The stereotypical “type a or type b” person is commonly depicted as a workaholic who is easily stressed and isn’t fun to be around. However, given that such stereotypes are by definition predicated on over-exaggeration, is it really better to be a “Type B” person than it is to be a “Type A”? Let’s find out.
How did the terms emerge?
To explore the two personalities, it’s important to first understand the history behind the terms. They were made popular by cardiologists Meyer Friedman and R.H. Rosenham, who observed patients in their waiting room with heart problems. Friedman originally noticed a relationship between having an impatient, driven personality and suffering from cardiovascular disease.
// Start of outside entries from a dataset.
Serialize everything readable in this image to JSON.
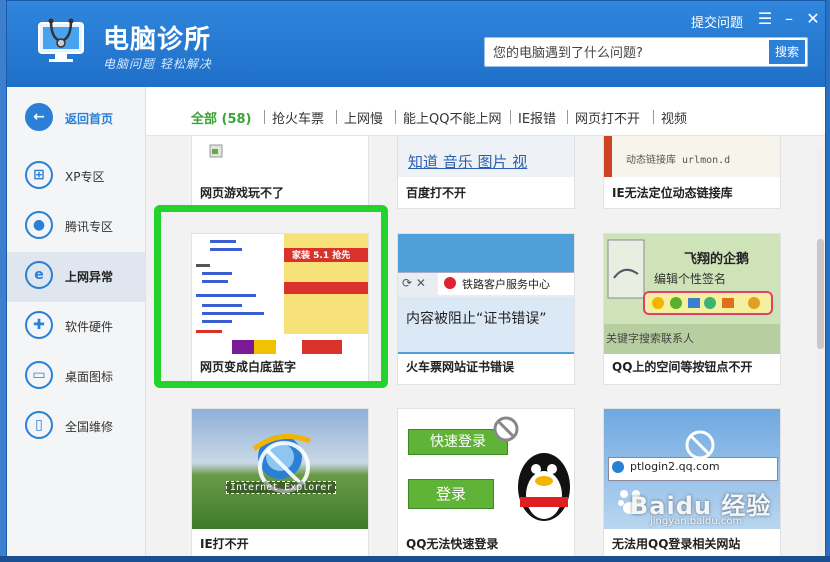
{
  "app": {
    "title": "电脑诊所",
    "slogan": "电脑问题 轻松解决",
    "ask_link": "提交问题",
    "menu_glyph": "☰",
    "min_glyph": "–",
    "close_glyph": "✕"
  },
  "search": {
    "placeholder": "您的电脑遇到了什么问题?",
    "button": "搜索"
  },
  "sidebar": {
    "items": [
      {
        "label": "返回首页",
        "icon": "back-arrow-icon",
        "glyph": "←"
      },
      {
        "label": "XP专区",
        "icon": "windows-icon",
        "glyph": "⊞"
      },
      {
        "label": "腾讯专区",
        "icon": "qq-penguin-icon",
        "glyph": "●"
      },
      {
        "label": "上网异常",
        "icon": "ie-icon",
        "glyph": "e"
      },
      {
        "label": "软件硬件",
        "icon": "puzzle-icon",
        "glyph": "✚"
      },
      {
        "label": "桌面图标",
        "icon": "monitor-icon",
        "glyph": "▭"
      },
      {
        "label": "全国维修",
        "icon": "phone-icon",
        "glyph": "▯"
      }
    ]
  },
  "tabs": [
    {
      "label": "全部 (58)",
      "active": true
    },
    {
      "label": "抢火车票"
    },
    {
      "label": "上网慢"
    },
    {
      "label": "能上QQ不能上网"
    },
    {
      "label": "IE报错"
    },
    {
      "label": "网页打不开"
    },
    {
      "label": "视频"
    }
  ],
  "cards": [
    {
      "caption": "网页游戏玩不了"
    },
    {
      "caption": "百度打不开",
      "thumb_text": "知道  音乐  图片  视"
    },
    {
      "caption": "IE无法定位动态链接库",
      "thumb_text": "动态链接库 urlmon.d"
    },
    {
      "caption": "网页变成白底蓝字",
      "thumb_text": "家装 5.1 抢先"
    },
    {
      "caption": "火车票网站证书错误",
      "thumb_text": "铁路客户服务中心",
      "thumb_sub": "内容被阻止“证书错误”"
    },
    {
      "caption": "QQ上的空间等按钮点不开",
      "thumb_text": "飞翔的企鹅",
      "thumb_sub": "编辑个性签名",
      "thumb_foot": "关键字搜索联系人"
    },
    {
      "caption": "IE打不开",
      "thumb_text": "Internet Explorer"
    },
    {
      "caption": "QQ无法快速登录",
      "thumb_text": "快速登录",
      "thumb_sub": "登录"
    },
    {
      "caption": "无法用QQ登录相关网站",
      "thumb_text": "ptlogin2.qq.com"
    }
  ],
  "watermark": {
    "text": "Baidu 经验",
    "sub": "jingyan.baidu.com"
  },
  "colors": {
    "titlebar": "#1f6fc8",
    "accent": "#2a7fd6",
    "tab_active": "#39a535",
    "highlight": "#23d22a"
  }
}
Afterward, Friedman’s observations were used to detect behaviors that led to heart attacks through the Jenkins Activity Survey.
Later studies have challenged the accuracy of Friedman and Rosenham’s taxonomy, but Type A personalities are everywhere in pop psychology and are exaggerated through characters like Claire Dunphy of “Modern Family” and Christina Yang of “Grey’s Anatomy.” While there are negative traits associated with this personality type, there are also undervalued positive characteristics.
What is a Type A person really like?
Sometimes referred to as “anally retentive” due to their highly scheduled lives and demanding expectations, these individuals are highly competitive and always working, even when their goals are achieved. They typically live with higher stress levels because they feel the constant pressure of time, and they become anxious when unproductive (finding it difficult to relax or even fall asleep).
Friedman and Rosenman’s research reveals that Type A’s are more likely to have high blood pressure and heart disease than type b personality, most likely because they do not relax easily and have high levels of stress. Those with Type A personalities may not be the friendliest, as they are known to be impatient and intolerant of incompetence.
At the same time, Type A individuals enjoy the fulfillment of achieving goals and are more likely to succeed in job interviews because they are seen to be driven, competent, aggressive, and motivated. If you’re a Type A, you likely go above and beyond, involving yourself in several different activities and succeeding in them all. While such people are much more anxious, they are also more likely to be highly educated and physically fit.
Their conscientiousness ensures that all work is done and that their perfectionist tendencies are fulfilled. They may have very scheduled, rigid lives, but their attitude towards life pays off through their success.
What is a Type B personality?
In contrast, Type B people are typically depicted as easy-going, laid-back, and approachable. They are sociable and relatable, so they’re socially popular. In addition, they benefit from being creative and more open-minded to novel ideas, living at a relaxed pace with little sense of urgency. They have patience, and value competition less than their Type A counterparts—consequently, they are better able to accept failure and move on.
On the other hand, those with type b personality are not perfect either. Sometimes, pop culture depicts them as lazy, as their lack of any sense of urgency can delay progress, making many of them procrastinators. Further, since Type B people are not as goal-oriented and driven, and so many are not able to reach the highest levels in their career fields.
So, is it better to be Type A or Type B?
Now that you understand the advantages and disadvantages of the two personalities, which one is better? The truth is that both sides struggle with certain aspects of life and excel in other areas. A balance between the two is necessary in order to be successful, which is why modern psychology prefers to view the personalities as situated at the extremities of a personality spectrum. Psychologists now prefer to refer to individuals as being predisposed to manifesting one of the two types, shying away from defining people entirely in terms of that type.
Find a happy medium, and be a type “AB” person—combine the advantages of Type A (i.e. being motivated, goal-oriented, and driven to accomplish tasks) with those of Type B (i.e. being social and patient, relaxing without guilt, and prizing open-mindedness). First, identify your own tendencies in order to map yourself on this personality spectrum. Next, focus on continuing to do the things that encourage you to excel, and balance this with fostering the other aspects that don’t come quite so naturally. In the long run, you will find yourself procrastinating less, or notice that you’re more able to relax and enjoy life.